This security camera caught the crash - it’s one of the most incredible pieces of footage I’ve seen for a long time. Horrendous.

That footage looks like something exploded behind the front cab before the front went off the rails.

I thought it looked like that was the second or third car hitting the wall first as it hit the curve.

“Investigators were trying to urgently establish why the train was going so fast and why failsafe security devices to keep speed within permitted limits had not worked.”

Anyone know anything about these “failsafe” security devices?

But that’s like saying “I was running late, so I decided to blast through the red light at 60 mph.” At more than twice the speed limit, a crash is all but certain - and a crashed train rarely arrives on time.

There’s also the point that train speeds are supposed to be subject to a high level of monitoring and control.

It must be possible to disable or override the security devices. I wonder if this is an official feature (for emergencies?), or a “Hey, if I pull this fuse the speed limiter switches off” kinda thing.

Plus if their speed really is monitored, then I imagine the trouble you’d get into for exceeding the max by a factor of three is a lot more severe then the trouble you’d get into for being five minutes late, even if there was no further incident.

I think something must’ve either gone mechanically wrong with the train or mentally wrong with the driver.

There is what looks like an explosion, which I think is caused by the train coupling ripping apart and/or the carriage striking the wall. Remarkably the locomotive seemed to negotiate the curve OK at that speed until it was pulled off the rails by the carriage which derailed behind.

I’ve read that this was a Renfe class 730 train. It is a “hybrid” train that can be powered by electricity from an overhead wire or by diesel generators. The lead locomotive is purely electric, and the car behind it contains the diesel powered generator. (And the same arrangement on the other end as well.) It’s no wonder this car toppled first.

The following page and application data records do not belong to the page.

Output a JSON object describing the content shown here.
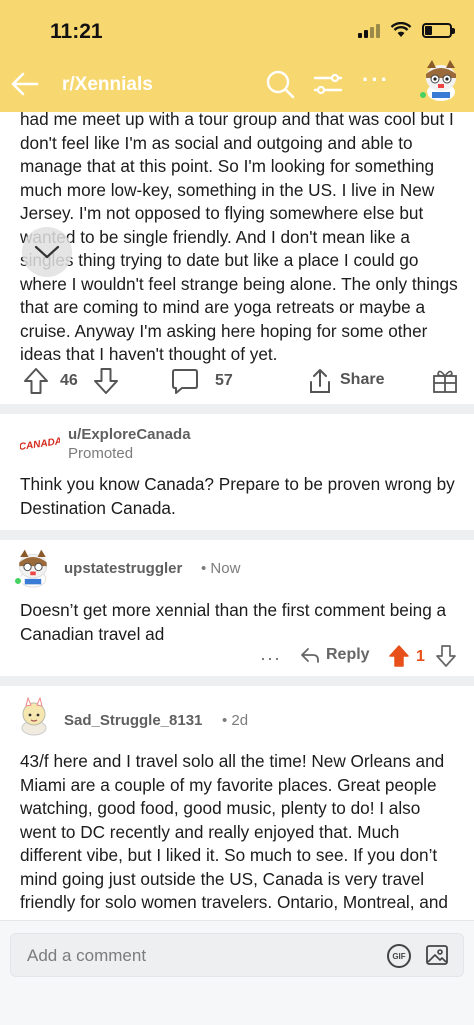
{
  "status_bar": {
    "time": "11:21"
  },
  "nav": {
    "subreddit": "r/Xennials"
  },
  "post": {
    "body": "had me meet up with a tour group and that was cool but I don't feel like I'm as social and outgoing and able to manage that at this point. So I'm looking for something much more low-key, something in the US. I live in New Jersey. I'm not opposed to flying somewhere else but wanted to be single friendly. And I don't mean like a singles thing trying to date but like a place I could go where I wouldn't feel strange being alone. The only things that are coming to mind are yoga retreats or maybe a cruise. Anyway I'm asking here hoping for some other ideas that I haven't thought of yet.",
    "votes": "46",
    "comments": "57",
    "share_label": "Share"
  },
  "promoted": {
    "author": "u/ExploreCanada",
    "label": "Promoted",
    "logo_text": "CANADA",
    "text": "Think you know Canada? Prepare to be proven wrong by Destination Canada."
  },
  "comments": [
    {
      "author": "upstatestruggler",
      "meta": "• Now",
      "text": "Doesn’t get more xennial than the first comment being a Canadian travel ad",
      "reply_label": "Reply",
      "votes": "1"
    },
    {
      "author": "Sad_Struggle_8131",
      "meta": "• 2d",
      "text": "43/f here and I travel solo all the time! New Orleans and Miami are a couple of my favorite places. Great people watching, good food, good music, plenty to do! I also went to DC recently and really enjoyed that. Much different vibe, but I liked it. So much to see. If you don’t mind going just outside the US, Canada is very travel friendly for solo women travelers. Ontario, Montreal, and"
    }
  ],
  "composer": {
    "placeholder": "Add a comment",
    "gif_label": "GIF"
  },
  "colors": {
    "header": "#f7d870",
    "upvote_active": "#e8501b",
    "divider": "#edeff1"
  }
}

What’s with all the train accidents lately? Are the trains angry that Pixar made a movie about planes instead of trains?

Update: 80 dead. This is now officially the worst train disaster in the history of Spain.

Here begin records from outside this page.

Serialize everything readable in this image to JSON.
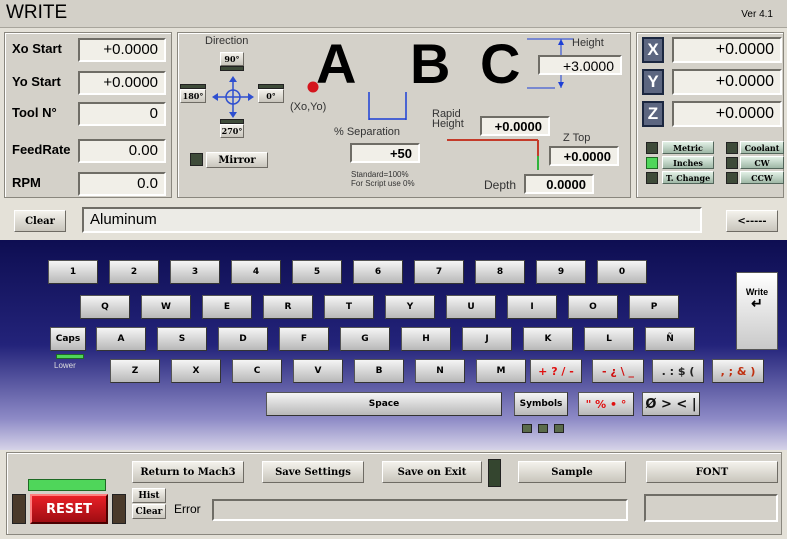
{
  "title": "WRITE",
  "version": "Ver 4.1",
  "left_fields": [
    {
      "label": "Xo Start",
      "value": "+0.0000"
    },
    {
      "label": "Yo Start",
      "value": "+0.0000"
    },
    {
      "label": "Tool N°",
      "value": "0"
    },
    {
      "label": "FeedRate",
      "value": "0.00"
    },
    {
      "label": "RPM",
      "value": "0.0"
    }
  ],
  "direction": {
    "label": "Direction",
    "up": "90°",
    "left": "180°",
    "right": "0°",
    "down": "270°",
    "mirror": "Mirror"
  },
  "preview": {
    "letters": [
      "A",
      "B",
      "C"
    ],
    "origin": "(Xo,Yo)",
    "height_label": "Height",
    "height_value": "+3.0000",
    "separation_label": "% Separation",
    "separation_value": "+50",
    "sep_note1": "Standard=100%",
    "sep_note2": "For Script use 0%",
    "rapid_label1": "Rapid",
    "rapid_label2": "Height",
    "rapid_value": "+0.0000",
    "ztop_label": "Z Top",
    "ztop_value": "+0.0000",
    "depth_label": "Depth",
    "depth_value": "0.0000"
  },
  "axes": [
    {
      "name": "X",
      "value": "+0.0000"
    },
    {
      "name": "Y",
      "value": "+0.0000"
    },
    {
      "name": "Z",
      "value": "+0.0000"
    }
  ],
  "units": {
    "metric": "Metric",
    "inches": "Inches",
    "tchange": "T. Change",
    "coolant": "Coolant",
    "cw": "CW",
    "ccw": "CCW"
  },
  "text_line": {
    "clear": "Clear",
    "value": "Aluminum",
    "back": "<-----"
  },
  "keyboard": {
    "row1": [
      "1",
      "2",
      "3",
      "4",
      "5",
      "6",
      "7",
      "8",
      "9",
      "0"
    ],
    "row2": [
      "Q",
      "W",
      "E",
      "R",
      "T",
      "Y",
      "U",
      "I",
      "O",
      "P"
    ],
    "caps": "Caps",
    "row3": [
      "A",
      "S",
      "D",
      "F",
      "G",
      "H",
      "J",
      "K",
      "L",
      "Ñ"
    ],
    "lower": "Lower",
    "row4": [
      "Z",
      "X",
      "C",
      "V",
      "B",
      "N",
      "M"
    ],
    "space": "Space",
    "symbols": "Symbols",
    "write": "Write",
    "sym1": "+ ? / -",
    "sym2": "- ¿ \\ _",
    "sym3": ". : $ (",
    "sym4": ", ; & )",
    "sym5": "\" % • °",
    "sym6": "Ø > < |"
  },
  "bottom": {
    "return": "Return to Mach3",
    "save_settings": "Save Settings",
    "save_exit": "Save on Exit",
    "sample": "Sample",
    "font": "FONT",
    "reset": "RESET",
    "hist": "Hist",
    "clear": "Clear",
    "error_label": "Error"
  },
  "colors": {
    "accent_red": "#d4151d",
    "led_green": "#4fd65a",
    "keyboard_bg": "#1c1c6e"
  }
}
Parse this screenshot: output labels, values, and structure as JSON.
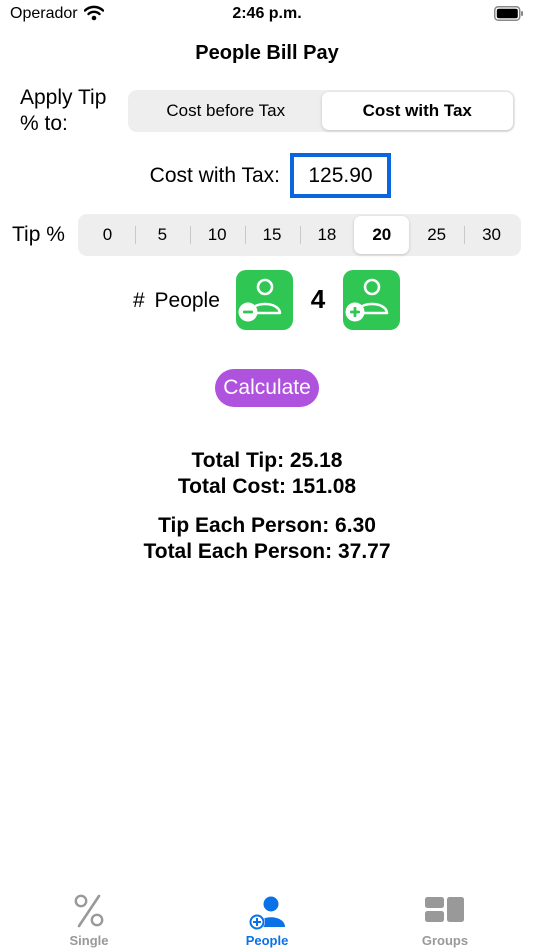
{
  "status_bar": {
    "carrier": "Operador",
    "time": "2:46 p.m."
  },
  "nav": {
    "title": "People Bill Pay"
  },
  "apply_tip": {
    "label": "Apply Tip % to:",
    "options": [
      "Cost before Tax",
      "Cost with Tax"
    ],
    "selected_index": 1
  },
  "cost": {
    "label": "Cost with Tax:",
    "value": "125.90"
  },
  "tip": {
    "label": "Tip %",
    "options": [
      "0",
      "5",
      "10",
      "15",
      "18",
      "20",
      "25",
      "30"
    ],
    "selected_index": 5
  },
  "people": {
    "label": "# People",
    "count": "4"
  },
  "calculate_label": "Calculate",
  "results": {
    "total_tip": "Total Tip: 25.18",
    "total_cost": "Total Cost: 151.08",
    "tip_each": "Tip Each Person: 6.30",
    "total_each": "Total Each Person: 37.77"
  },
  "tabs": [
    {
      "label": "Single",
      "icon": "percent-icon"
    },
    {
      "label": "People",
      "icon": "person-add-icon"
    },
    {
      "label": "Groups",
      "icon": "groups-icon"
    }
  ],
  "active_tab_index": 1,
  "colors": {
    "accent": "#0a72e6",
    "input_border": "#0a66dd",
    "people_button": "#2fc653",
    "calculate_button": "#af52de",
    "inactive_tab": "#999999"
  }
}
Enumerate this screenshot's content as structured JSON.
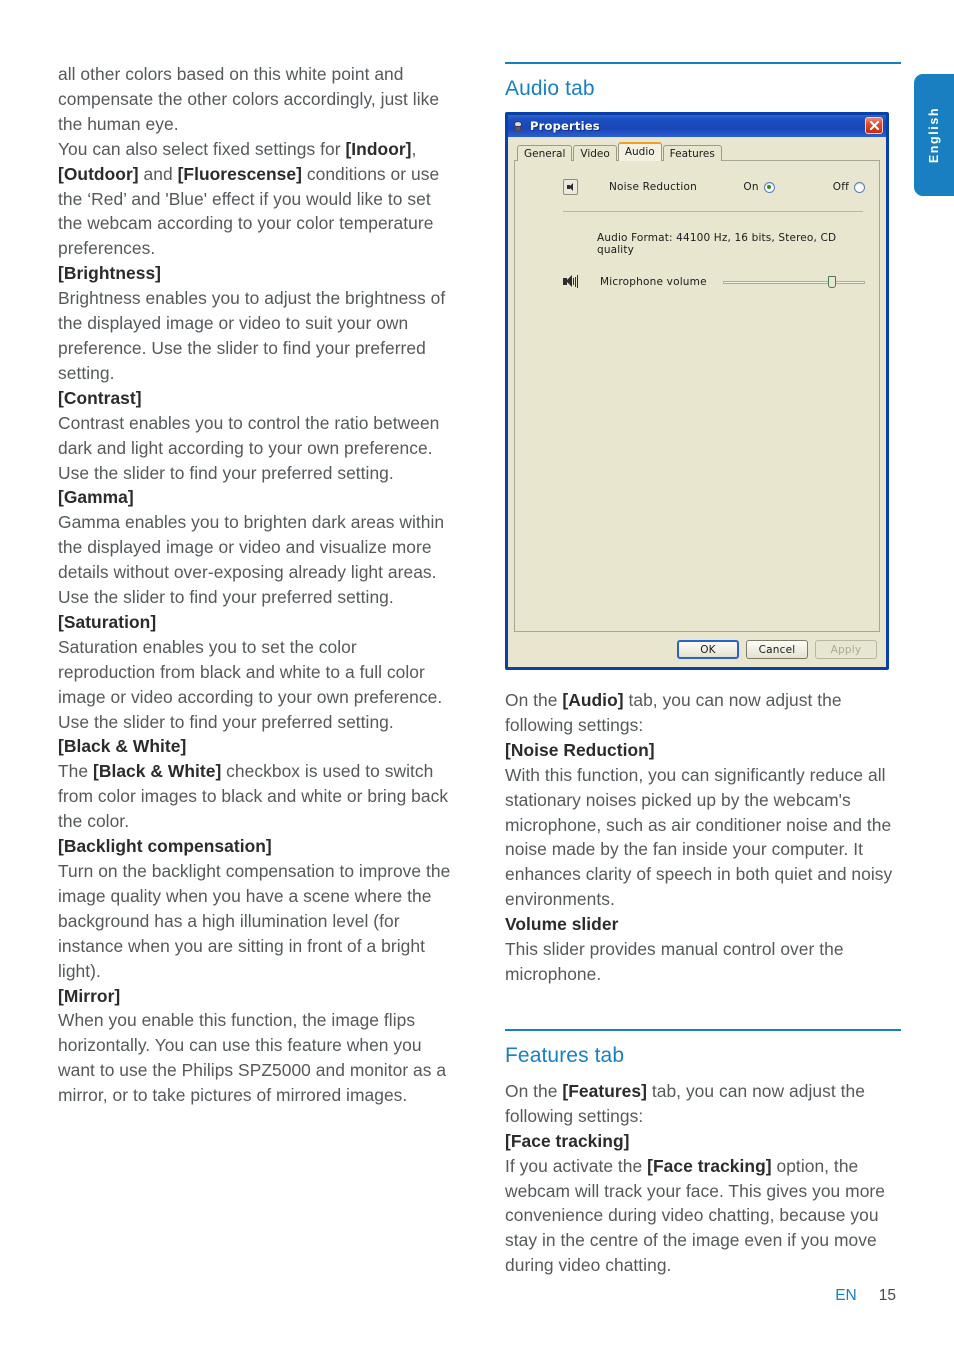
{
  "language_tab": {
    "label": "English"
  },
  "footer": {
    "lang_code": "EN",
    "page_number": "15"
  },
  "left_column": {
    "paragraphs": [
      "all other colors based on this white point and compensate the other colors accordingly, just like the human eye.",
      "You can also select fixed settings for [Indoor], [Outdoor] and [Fluorescense] conditions or use the 'Red' and 'Blue' effect if you would like to set the webcam according to your color temperature preferences.",
      "[Brightness]",
      "Brightness enables you to adjust the brightness of the displayed image or video to suit your own preference. Use the slider to find your preferred setting.",
      "[Contrast]",
      "Contrast enables you to control the ratio between dark and light according to your own preference. Use the slider to find your preferred setting.",
      "[Gamma]",
      "Gamma enables you to brighten dark areas within the displayed image or video and visualize more details without over-exposing already light areas. Use the slider to find your preferred setting.",
      "[Saturation]",
      "Saturation enables you to set the color reproduction from black and white to a full color image or video according to your own preference. Use the slider to find your preferred setting.",
      "[Black & White]",
      "The [Black & White] checkbox is used to switch from color images to black and white or bring back the color.",
      "[Backlight compensation]",
      "Turn on the backlight compensation to improve the image quality when you have a scene where the background has a high illumination level (for instance when you are sitting in front of a bright light).",
      "[Mirror]",
      "When you enable this function, the image flips horizontally. You can use this feature when you want to use the Philips SPZ5000 and monitor as a mirror, or to take pictures of mirrored images."
    ],
    "p1": "all other colors based on this white point and compensate the other colors accordingly, just like the human eye.",
    "p2_a": "You can also select fixed settings for ",
    "p2_b1": "[Indoor]",
    "p2_c": ", ",
    "p2_b2": "[Outdoor]",
    "p2_d": " and ",
    "p2_b3": "[Fluorescense]",
    "p2_e": " conditions or use the ‘Red’ and 'Blue' effect if you would like to set the webcam according to your color temperature preferences.",
    "h_brightness": "[Brightness]",
    "p_brightness": "Brightness enables you to adjust the brightness of the displayed image or video to suit your own preference. Use the slider to find your preferred setting.",
    "h_contrast": "[Contrast]",
    "p_contrast": "Contrast enables you to control the ratio between dark and light according to your own preference. Use the slider to find your preferred setting.",
    "h_gamma": "[Gamma]",
    "p_gamma": "Gamma enables you to brighten dark areas within the displayed image or video and visualize more details without over-exposing already light areas. Use the slider to find your preferred setting.",
    "h_saturation": "[Saturation]",
    "p_saturation": "Saturation enables you to set the color reproduction from black and white to a full color image or video according to your own preference. Use the slider to find your preferred setting.",
    "h_bw": "[Black & White]",
    "p_bw_a": "The ",
    "p_bw_b": "[Black & White]",
    "p_bw_c": " checkbox is used to switch from color images to black and white or bring back the color.",
    "h_backlight": "[Backlight compensation]",
    "p_backlight": "Turn on the backlight compensation to improve the image quality when you have a scene where the background has a high illumination level (for instance when you are sitting in front of a bright light).",
    "h_mirror": "[Mirror]",
    "p_mirror": "When you enable this function, the image flips horizontally. You can use this feature when you want to use the Philips SPZ5000 and monitor as a mirror, or to take pictures of mirrored images."
  },
  "right_column": {
    "audio_section": {
      "heading": "Audio tab",
      "intro_a": "On the ",
      "intro_b": "[Audio]",
      "intro_c": " tab, you can now adjust the following settings:",
      "h_noise": "[Noise Reduction]",
      "p_noise": "With this function, you can significantly reduce all stationary noises picked up by the webcam's microphone, such as air conditioner noise and the noise made by the fan inside your computer. It enhances clarity of speech in both quiet and noisy environments.",
      "h_volume": "Volume slider",
      "p_volume": "This slider provides manual control over the microphone."
    },
    "features_section": {
      "heading": "Features tab",
      "intro_a": "On the ",
      "intro_b": "[Features]",
      "intro_c": " tab, you can now adjust the following settings:",
      "h_face": "[Face tracking]",
      "p_face_a": "If you activate the ",
      "p_face_b": "[Face tracking]",
      "p_face_c": " option, the webcam will track your face. This gives you more convenience during video chatting, because you stay in the centre of the image even if you move during video chatting."
    }
  },
  "dialog": {
    "title": "Properties",
    "title_icon": "webcam-icon",
    "close_icon": "close-icon",
    "tabs": [
      {
        "label": "General",
        "active": false
      },
      {
        "label": "Video",
        "active": false
      },
      {
        "label": "Audio",
        "active": true
      },
      {
        "label": "Features",
        "active": false
      }
    ],
    "tab_general": "General",
    "tab_video": "Video",
    "tab_audio": "Audio",
    "tab_features": "Features",
    "noise_reduction": {
      "label": "Noise Reduction",
      "on_label": "On",
      "off_label": "Off",
      "selected": "On",
      "icon": "speaker-small-icon"
    },
    "audio_format": "Audio Format: 44100 Hz, 16 bits, Stereo, CD quality",
    "microphone": {
      "label": "Microphone volume",
      "icon": "speaker-icon",
      "value_percent": "74"
    },
    "buttons": {
      "ok": "OK",
      "cancel": "Cancel",
      "apply": "Apply"
    }
  },
  "colors": {
    "accent_blue": "#1a7fc1",
    "body_text": "#55595c",
    "bold_text": "#2b2b2b",
    "dialog_bg": "#e8e6cf",
    "dialog_border": "#0a41a8",
    "titlebar_blue": "#1c4fc0",
    "radio_dot_green": "#2e8b2e",
    "close_red": "#c42d12",
    "active_tab_orange": "#f0a020"
  }
}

Although the event is a tremendous tragedy, it is somewhat heartwarming to see the reaction of the people in general – the inhabitants of the village where the train crashed reacted immediately, without hesitation, and went en masse to help the victims in whatever way they could; the needs of blood for the hospitals nearby were covered in a matter of minutes after the news were given; the hotels in Santiago gave every room they had free to host both family members of the victims that flocked there and forensic and support workers who were going there to work; many people in Santiago opened their homes to host those who couldn’t find a place to stay; pilgrims to Santiago from all over the world offered their help if they had any kind of technical knowledge (doctors, nursing personnel, mechanics, engineers…).

It is amazing. It gives you hope in mankind.

I’m not an expert, but I’m hearing from people that there are two systems used in Spain; the ERTMS (European Rail Traffic Management System), and the older Spanish ASFA.

Oh how awful.

Three times the speed limit was no accident. Someone needs to be tried for manslaughter.

Same thing happened outside Osaka, Japan in 2005. The cause was:

It’s automatically monitored, but what that means is that people are trusting the computer to manage things.

While not for Renfe itself, I’ve worked for companies with a similar history; if Renfe’s decision-making works the same way (and from what I hear from colleagues and friends, it does), there’s a lot of money going into $400 toilets and even more going into making sure the proper bidding process to choose the adequate model is being followed.